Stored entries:
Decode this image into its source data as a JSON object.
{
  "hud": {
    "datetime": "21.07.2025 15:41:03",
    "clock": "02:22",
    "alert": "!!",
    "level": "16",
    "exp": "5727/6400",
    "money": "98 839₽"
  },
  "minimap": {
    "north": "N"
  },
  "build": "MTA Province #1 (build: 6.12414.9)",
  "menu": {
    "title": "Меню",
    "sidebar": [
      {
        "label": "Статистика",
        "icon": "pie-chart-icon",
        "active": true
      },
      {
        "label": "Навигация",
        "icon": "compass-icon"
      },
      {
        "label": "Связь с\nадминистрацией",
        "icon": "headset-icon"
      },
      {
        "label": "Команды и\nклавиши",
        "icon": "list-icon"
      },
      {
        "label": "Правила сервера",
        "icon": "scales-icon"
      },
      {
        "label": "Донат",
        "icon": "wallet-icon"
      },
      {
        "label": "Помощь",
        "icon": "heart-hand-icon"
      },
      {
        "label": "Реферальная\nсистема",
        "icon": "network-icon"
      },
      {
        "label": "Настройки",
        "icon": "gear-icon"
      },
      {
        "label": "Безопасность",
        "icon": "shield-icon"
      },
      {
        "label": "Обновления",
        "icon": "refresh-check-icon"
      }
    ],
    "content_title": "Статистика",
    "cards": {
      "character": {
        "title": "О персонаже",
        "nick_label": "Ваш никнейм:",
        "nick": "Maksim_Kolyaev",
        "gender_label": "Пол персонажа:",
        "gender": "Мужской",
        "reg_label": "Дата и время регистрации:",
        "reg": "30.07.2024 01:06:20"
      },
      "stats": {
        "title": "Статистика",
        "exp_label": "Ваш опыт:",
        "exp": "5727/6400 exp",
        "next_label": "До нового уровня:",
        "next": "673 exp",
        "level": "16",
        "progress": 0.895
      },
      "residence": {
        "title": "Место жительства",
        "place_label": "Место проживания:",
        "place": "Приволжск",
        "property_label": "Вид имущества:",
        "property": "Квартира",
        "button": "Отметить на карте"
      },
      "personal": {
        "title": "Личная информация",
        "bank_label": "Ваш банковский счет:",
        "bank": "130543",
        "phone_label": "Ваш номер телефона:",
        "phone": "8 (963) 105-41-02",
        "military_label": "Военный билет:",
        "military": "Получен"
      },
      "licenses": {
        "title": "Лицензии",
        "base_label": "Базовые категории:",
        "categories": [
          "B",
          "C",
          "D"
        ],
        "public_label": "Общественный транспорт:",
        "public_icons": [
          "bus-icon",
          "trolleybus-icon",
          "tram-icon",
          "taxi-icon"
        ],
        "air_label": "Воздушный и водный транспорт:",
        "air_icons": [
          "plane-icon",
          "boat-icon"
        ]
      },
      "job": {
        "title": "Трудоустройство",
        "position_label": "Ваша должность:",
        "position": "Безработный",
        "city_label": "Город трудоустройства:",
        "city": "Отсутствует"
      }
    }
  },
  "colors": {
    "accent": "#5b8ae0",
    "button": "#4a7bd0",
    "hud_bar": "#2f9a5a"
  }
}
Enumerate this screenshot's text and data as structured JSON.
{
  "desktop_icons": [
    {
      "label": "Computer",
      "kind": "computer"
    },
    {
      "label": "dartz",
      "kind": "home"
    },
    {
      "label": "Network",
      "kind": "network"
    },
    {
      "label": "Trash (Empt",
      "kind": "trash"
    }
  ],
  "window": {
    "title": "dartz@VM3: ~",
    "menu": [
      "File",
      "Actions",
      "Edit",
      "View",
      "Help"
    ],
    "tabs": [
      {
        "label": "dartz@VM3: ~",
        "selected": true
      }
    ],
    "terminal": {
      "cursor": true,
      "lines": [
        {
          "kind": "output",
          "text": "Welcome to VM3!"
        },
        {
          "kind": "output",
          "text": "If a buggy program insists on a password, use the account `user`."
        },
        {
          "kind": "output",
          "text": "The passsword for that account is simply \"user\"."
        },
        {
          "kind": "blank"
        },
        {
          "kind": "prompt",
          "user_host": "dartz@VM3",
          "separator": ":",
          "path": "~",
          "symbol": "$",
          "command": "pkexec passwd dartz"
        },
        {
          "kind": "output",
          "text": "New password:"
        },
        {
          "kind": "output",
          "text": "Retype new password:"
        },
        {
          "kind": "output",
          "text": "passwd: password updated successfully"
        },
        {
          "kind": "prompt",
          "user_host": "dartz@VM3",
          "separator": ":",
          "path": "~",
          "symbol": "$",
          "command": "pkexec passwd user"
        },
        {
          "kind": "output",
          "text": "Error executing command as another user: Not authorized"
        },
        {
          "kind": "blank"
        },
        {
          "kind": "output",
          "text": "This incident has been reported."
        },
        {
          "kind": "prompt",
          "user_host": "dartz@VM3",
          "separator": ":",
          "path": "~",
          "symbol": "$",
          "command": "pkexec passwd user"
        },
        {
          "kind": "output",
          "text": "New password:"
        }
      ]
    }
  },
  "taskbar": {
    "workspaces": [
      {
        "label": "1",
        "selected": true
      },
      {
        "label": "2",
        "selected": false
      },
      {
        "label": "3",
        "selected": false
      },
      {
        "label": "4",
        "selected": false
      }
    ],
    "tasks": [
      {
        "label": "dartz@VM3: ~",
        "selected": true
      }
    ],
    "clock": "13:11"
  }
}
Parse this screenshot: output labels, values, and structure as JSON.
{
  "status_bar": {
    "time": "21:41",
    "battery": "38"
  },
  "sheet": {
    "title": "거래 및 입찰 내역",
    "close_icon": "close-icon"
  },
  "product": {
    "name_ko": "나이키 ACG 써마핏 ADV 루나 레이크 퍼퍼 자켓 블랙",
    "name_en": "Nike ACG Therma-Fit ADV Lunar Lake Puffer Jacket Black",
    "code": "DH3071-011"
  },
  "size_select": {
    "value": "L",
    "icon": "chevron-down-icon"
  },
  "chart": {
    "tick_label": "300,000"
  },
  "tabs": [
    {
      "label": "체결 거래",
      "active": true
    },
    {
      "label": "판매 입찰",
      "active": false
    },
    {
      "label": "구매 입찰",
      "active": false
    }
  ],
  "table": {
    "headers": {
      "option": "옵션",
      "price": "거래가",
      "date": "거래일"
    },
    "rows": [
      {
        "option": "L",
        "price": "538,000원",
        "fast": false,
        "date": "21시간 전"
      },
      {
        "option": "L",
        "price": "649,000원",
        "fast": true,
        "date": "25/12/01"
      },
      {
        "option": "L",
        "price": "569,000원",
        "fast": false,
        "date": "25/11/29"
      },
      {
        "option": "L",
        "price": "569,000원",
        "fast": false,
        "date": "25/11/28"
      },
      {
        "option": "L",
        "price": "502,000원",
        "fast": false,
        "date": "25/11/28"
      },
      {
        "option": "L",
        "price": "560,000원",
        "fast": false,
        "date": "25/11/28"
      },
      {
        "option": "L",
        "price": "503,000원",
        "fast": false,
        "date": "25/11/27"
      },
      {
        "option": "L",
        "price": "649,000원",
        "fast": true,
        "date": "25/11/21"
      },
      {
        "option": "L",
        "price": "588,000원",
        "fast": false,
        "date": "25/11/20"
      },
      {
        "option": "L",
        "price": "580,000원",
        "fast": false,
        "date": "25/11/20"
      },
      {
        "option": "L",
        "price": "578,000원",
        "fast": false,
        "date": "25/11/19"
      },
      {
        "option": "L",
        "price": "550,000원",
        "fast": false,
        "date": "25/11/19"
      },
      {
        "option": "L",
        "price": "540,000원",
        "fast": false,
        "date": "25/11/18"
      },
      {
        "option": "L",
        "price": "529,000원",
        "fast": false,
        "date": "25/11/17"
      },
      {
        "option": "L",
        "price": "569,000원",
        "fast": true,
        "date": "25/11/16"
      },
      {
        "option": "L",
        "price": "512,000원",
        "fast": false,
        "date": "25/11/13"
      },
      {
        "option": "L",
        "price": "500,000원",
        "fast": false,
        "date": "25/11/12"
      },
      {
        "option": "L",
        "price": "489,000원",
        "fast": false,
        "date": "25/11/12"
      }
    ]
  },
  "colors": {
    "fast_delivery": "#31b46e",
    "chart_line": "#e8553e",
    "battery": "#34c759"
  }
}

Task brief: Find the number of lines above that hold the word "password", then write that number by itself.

Solved problem: 5